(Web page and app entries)
◆ ◆ ◆
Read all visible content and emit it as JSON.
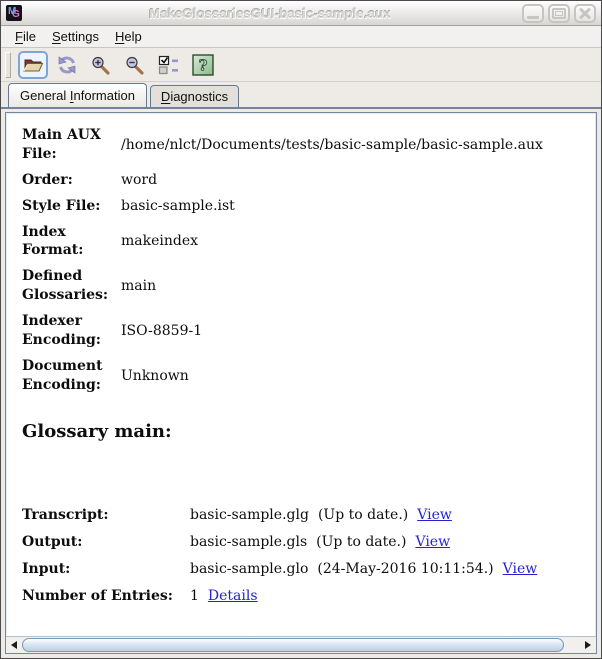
{
  "window": {
    "title": "MakeGlossariesGUI-basic-sample.aux",
    "icon_m": "M",
    "icon_g": "G"
  },
  "menu": {
    "items": [
      {
        "pre": "",
        "mnemonic": "F",
        "rest": "ile"
      },
      {
        "pre": "",
        "mnemonic": "S",
        "rest": "ettings"
      },
      {
        "pre": "",
        "mnemonic": "H",
        "rest": "elp"
      }
    ]
  },
  "toolbar": {
    "buttons": [
      {
        "icon": "open-folder-icon",
        "selected": true
      },
      {
        "icon": "reload-icon",
        "selected": false
      },
      {
        "icon": "zoom-in-icon",
        "selected": false
      },
      {
        "icon": "zoom-out-icon",
        "selected": false
      },
      {
        "icon": "entry-selection-icon",
        "selected": false
      },
      {
        "icon": "help-icon",
        "selected": false
      }
    ],
    "help_glyph": "?"
  },
  "tabs": [
    {
      "pre": "General ",
      "mnemonic": "I",
      "rest": "nformation",
      "selected": true
    },
    {
      "pre": "",
      "mnemonic": "D",
      "rest": "iagnostics",
      "selected": false
    }
  ],
  "general_info": {
    "rows": [
      {
        "label": "Main AUX File:",
        "value": "/home/nlct/Documents/tests/basic-sample/basic-sample.aux"
      },
      {
        "label": "Order:",
        "value": "word"
      },
      {
        "label": "Style File:",
        "value": "basic-sample.ist"
      },
      {
        "label": "Index Format:",
        "value": "makeindex"
      },
      {
        "label": "Defined Glossaries:",
        "value": "main"
      },
      {
        "label": "Indexer Encoding:",
        "value": "ISO-8859-1"
      },
      {
        "label": "Document Encoding:",
        "value": "Unknown"
      }
    ],
    "glossary_heading": "Glossary main:",
    "file_rows": [
      {
        "label": "Transcript:",
        "value": "basic-sample.glg",
        "status": "(Up to date.)",
        "link": "View"
      },
      {
        "label": "Output:",
        "value": "basic-sample.gls",
        "status": "(Up to date.)",
        "link": "View"
      },
      {
        "label": "Input:",
        "value": "basic-sample.glo",
        "status": "(24-May-2016 10:11:54.)",
        "link": "View"
      },
      {
        "label": "Number of Entries:",
        "value": "1",
        "status": "",
        "link": "Details"
      }
    ]
  },
  "colors": {
    "link_blue": "#2323cd",
    "tab_border_line": "#72849c",
    "scrollbar_thumb": "#b9d0e6",
    "help_green": "#9cc49c",
    "icon_purple": "#9898ca",
    "folder_beige": "#e7d6ad"
  }
}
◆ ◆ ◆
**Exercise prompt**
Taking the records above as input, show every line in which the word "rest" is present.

**Answer space**
        "rest": "ile"
        "rest": "ettings"
        "rest": "elp"
      "rest": "nformation",
      "rest": "iagnostics",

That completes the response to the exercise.